Origin

It all began when Raja Subramanyan, hero and master practitioner of yoga, began feeling a little, um, naked. Somehow, all of his bits didn't seem to be protected, and every time a claw or weapon swished near them there was an uncomfortable breeze, as if any moment they might be lopped off. It was entirely unsettling.

One day, after a particularly close call involving an ORLY Owl, Raja decided that he had had enough, and sequestered himself on top of the very pinnacle nodule of a rocky promontory to contemplate his predicament. To first calm himself, he proceeded to count his bits to be sure none were missing. Ten fingers... two ears... Several false starts later, and a few attempts that gave completely different answers, Raja determined that he had 128 bits, and none were absent. Especially not the important bits. Reassured, Raja settled into the VPN of his TOR to contemplate a solution.

The clouds rained, the sun shone, and Raja thought. He was slightly too poor to purchase a shield, having recently indulged in a good binge, as heroes are wont to do, but he wasn't certain he actually needed one. The problem wasn't necessarily that the bits needed a layer of protection, after all, he was very good at nimbly avoiding being hit (he had to be, as a new hero with only a fig leaf and some stale bread to his name), but that attackers could identify bits and where to aim. If there was some way to make his bits unidentifiable, he reasoned, that would protect them.

The clouds rained, the sun shone, and still Raja thought. If the bits were in areas they weren't supposed to be, he thought, and appeared to be connected to bits that weren't contiguous, then it would be more difficult to identify and target them. He looked at his hands and tried to remember how to do the magic trick of pulling apart his thumb.

The clouds hailed, the sun blazed, and Raja gritted his teeth while he mastered pulling apart his thumb. Once he had, he grew confident. All he had to do was replicate this trick with 128 bits. As a master of yoga, and so somewhat of an advanced endurance contortionist, this was a reasonable feat for him. He bent himself to his task with a will.

The clouds shone, the sun rained, and Raja departed the VPN of his TOR. As he rejoined the hero-stream of the spiral road, a Worthy Opponent leapt from the bushes with a roar, raising its weaponry for a fatal blow. And paused. And craned its head and squinted. And poked one of Raja's bits gingerly with a claw. When Raja giggled because the poke tickled, the Worthy Opponent whined and fled into the bushes in bewildered distress.

That day, Raja Subramanyan victoriously created the shield 128-bit encryption by making a hash of himself.

Purchasing this Shield

128-bit encryption can still be purchased from an armorer, despite being more of a training regimen than a physical shield, primarily because its originator somehow managed to turn himself into a wandering master and only the armorers know the planned locations of his floating training sessions.
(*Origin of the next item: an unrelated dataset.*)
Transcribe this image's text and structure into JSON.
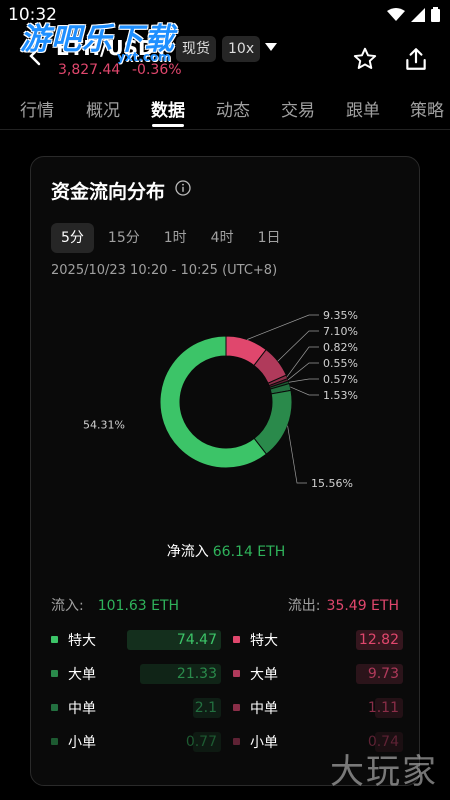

Some portion of the "finder's fee" paid to the armorers gets forwarded to Master Subramanyan, but actual percentages remain undisclosed.

Expect to pay at least 12,000 gold coins for this shield.

Armorers are also capable of upgrading this shield, each having developed his or her own machine for providing traction to heroic limbs to improve stretch and flexibility. This process is purported to be very painful, however, so most heroes and heroines prefer divine miracles when it comes to increasing the shield's effectiveness.